■ TASK TO CARRY OUT
Could you find each line of the data below that contains the word "correo" and copy those lines?

START SOURCE DATA

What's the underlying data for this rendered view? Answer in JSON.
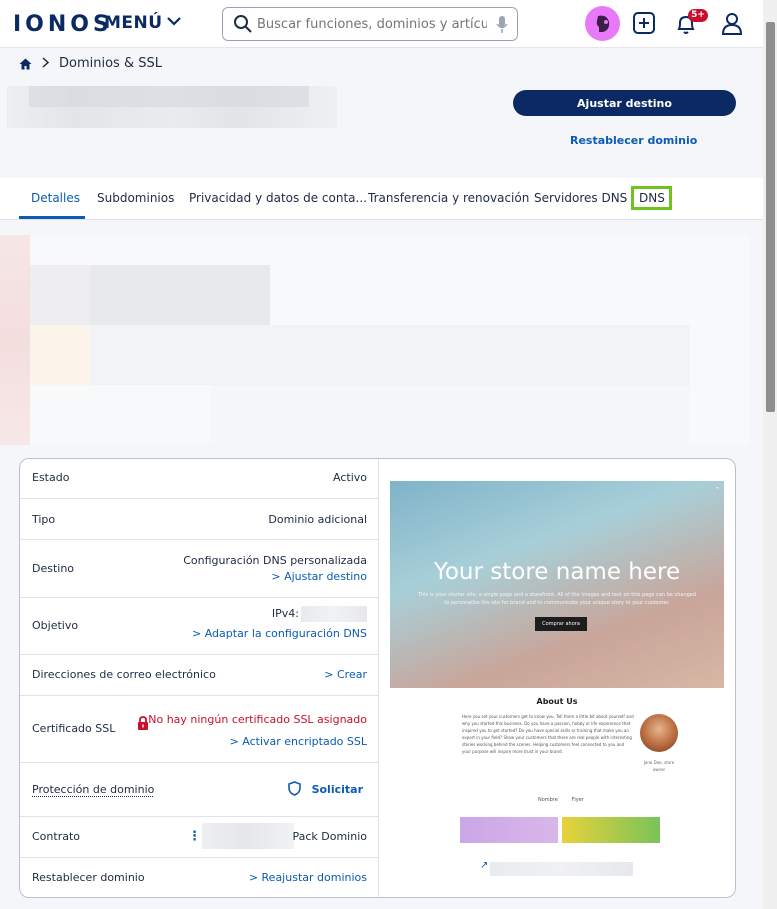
{
  "header": {
    "logo": "IONOS",
    "menu_label": "MENÚ",
    "search_placeholder": "Buscar funciones, dominios y artículo...",
    "notifications_badge": "5+"
  },
  "breadcrumb": {
    "item": "Dominios & SSL"
  },
  "actions": {
    "primary": "Ajustar destino",
    "secondary": "Restablecer dominio"
  },
  "tabs": [
    {
      "label": "Detalles",
      "active": true
    },
    {
      "label": "Subdominios"
    },
    {
      "label": "Privacidad y datos de conta..."
    },
    {
      "label": "Transferencia y renovación"
    },
    {
      "label": "Servidores DNS"
    },
    {
      "label": "DNS",
      "highlighted": true
    }
  ],
  "details": {
    "estado": {
      "label": "Estado",
      "value": "Activo"
    },
    "tipo": {
      "label": "Tipo",
      "value": "Dominio adicional"
    },
    "destino": {
      "label": "Destino",
      "value": "Configuración DNS personalizada",
      "link": "> Ajustar destino"
    },
    "objetivo": {
      "label": "Objetivo",
      "value": "IPv4:",
      "link": "> Adaptar la configuración DNS"
    },
    "correo": {
      "label": "Direcciones de correo electrónico",
      "link": "> Crear"
    },
    "ssl": {
      "label": "Certificado SSL",
      "error": "No hay ningún certificado SSL asignado",
      "link": "> Activar encriptado SSL"
    },
    "proteccion": {
      "label": "Protección de dominio",
      "action": "Solicitar"
    },
    "contrato": {
      "label": "Contrato",
      "value": "Pack Dominio"
    },
    "restablecer": {
      "label": "Restablecer dominio",
      "link": "> Reajustar dominios"
    }
  },
  "preview": {
    "hero_title": "Your store name here",
    "hero_sub": "This is your starter site, a single page and a storefront. All of the images and text on this page can be changed to personalize the site for brand and to communicate your unique story to your customer.",
    "hero_button": "Comprar ahora",
    "about_title": "About Us",
    "about_text": "Here you set your customers get to know you. Tell them a little bit about yourself and why you started this business. Do you have a passion, hobby or life experience that inspired you to get started? Do you have special skills or training that make you an expert in your field? Show your customers that there are real people with interesting stories working behind the scenes. Helping customers feel connected to you and your purpose will inspire more trust in your brand.",
    "avatar_caption": "Jane Doe, store owner",
    "nav": "Nombre Flyer",
    "link_arrow": "↗"
  },
  "colors": {
    "brand": "#0b2a63",
    "link": "#0b5bb5",
    "error": "#c8102e",
    "highlight": "#6fc31c"
  }
}
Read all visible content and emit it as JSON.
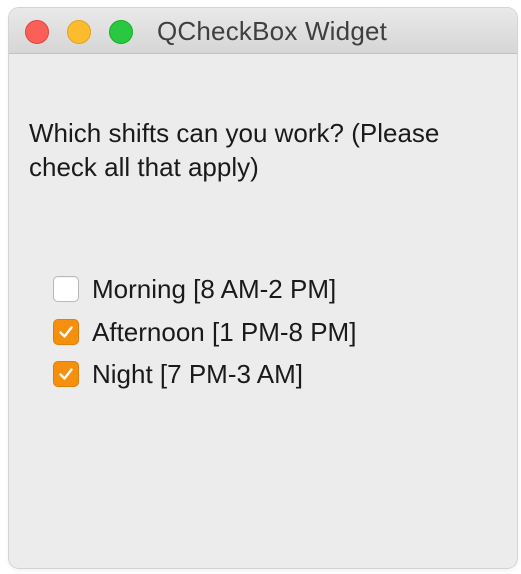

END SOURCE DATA

■ EXERCISE RESPONSE
    "correo": {
      "label": "Direcciones de correo electrónico",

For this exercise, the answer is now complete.